Goiter refers to an abnormal enlargement of the thyroid gland, which is a butterfly-shaped gland found at the base of the neck, explains Mayo Clinic. It is often painless although a large goiter causes coughing and makes it hard for a person to breathe or swallow.
Iodine deficiency is the most common cause of goiter around the world, according to Mayo Clinic. In the United States, iodine deficiency isn't the cause of most goiters because Americans have a sufficient intake of iodine through the consumption of iodized salt. Most Americans with goiter suffer from too much or insufficient production of the thyroid hormones that develop in the gland.
The gland needs enough iodine to produce adequate thyroid hormones, says the American Thyroid Association.

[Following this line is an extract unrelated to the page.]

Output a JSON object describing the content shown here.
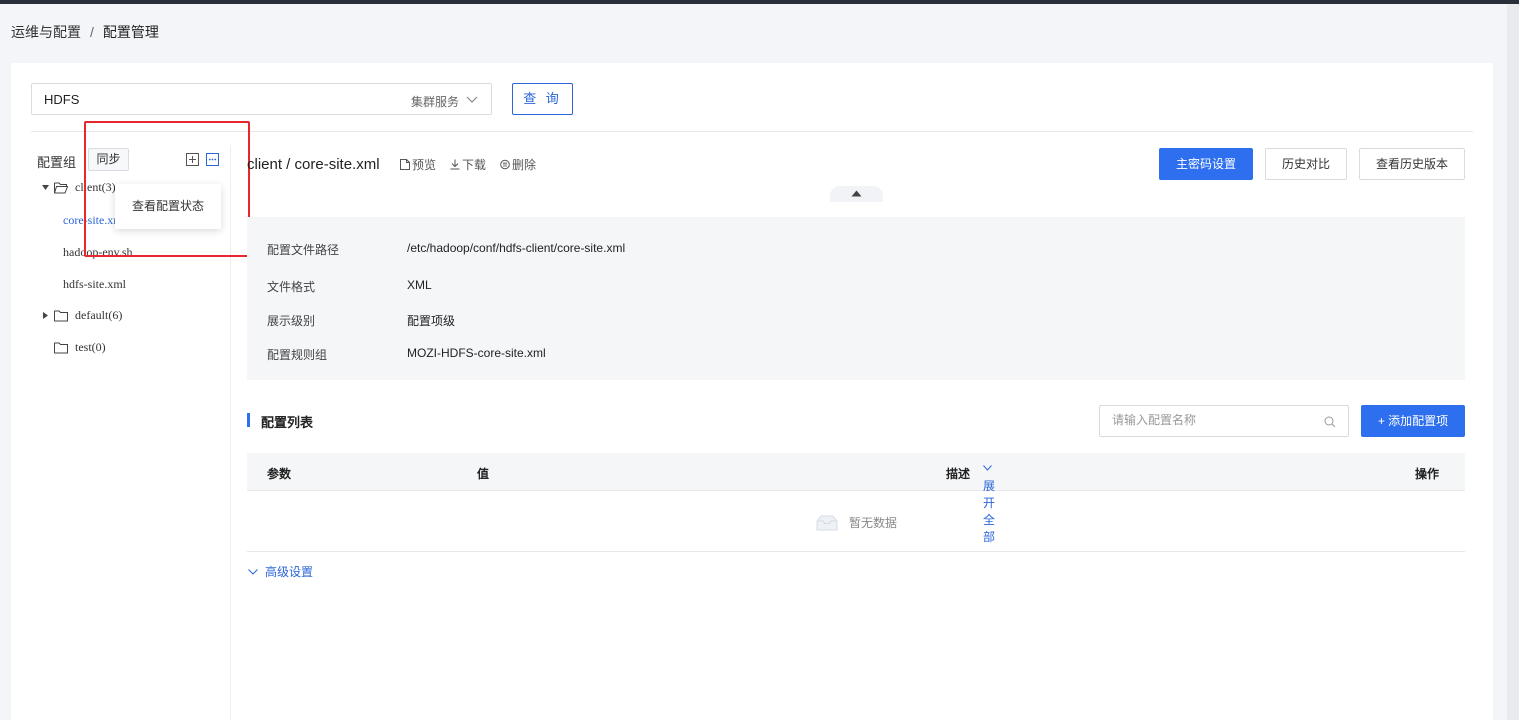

When the body lacks iodine and the thyroid hormone level is too low, the brain sends a signal to the thyroid, which stimulates the thyroid to produce thyroid hormones and increase in size. This abnormal growth in size becomes a goiter. Other causes of goiter include Hashimoto’s thyroiditis, Graves’ disease and multinodular goiters.
The American Thyroid Association notes that when a person has a goiter, it does not necessarily mean that his thyroid gland is malfunctioning. It indicates the presence of a condition that causes the thyroid to grow abnormally. Hyperthyroidism means the gland produces too much hormone, while hypothyroidism means the gland produces too little hormone. Euthyroidism is a condition wherein there is a correct amount of hormone.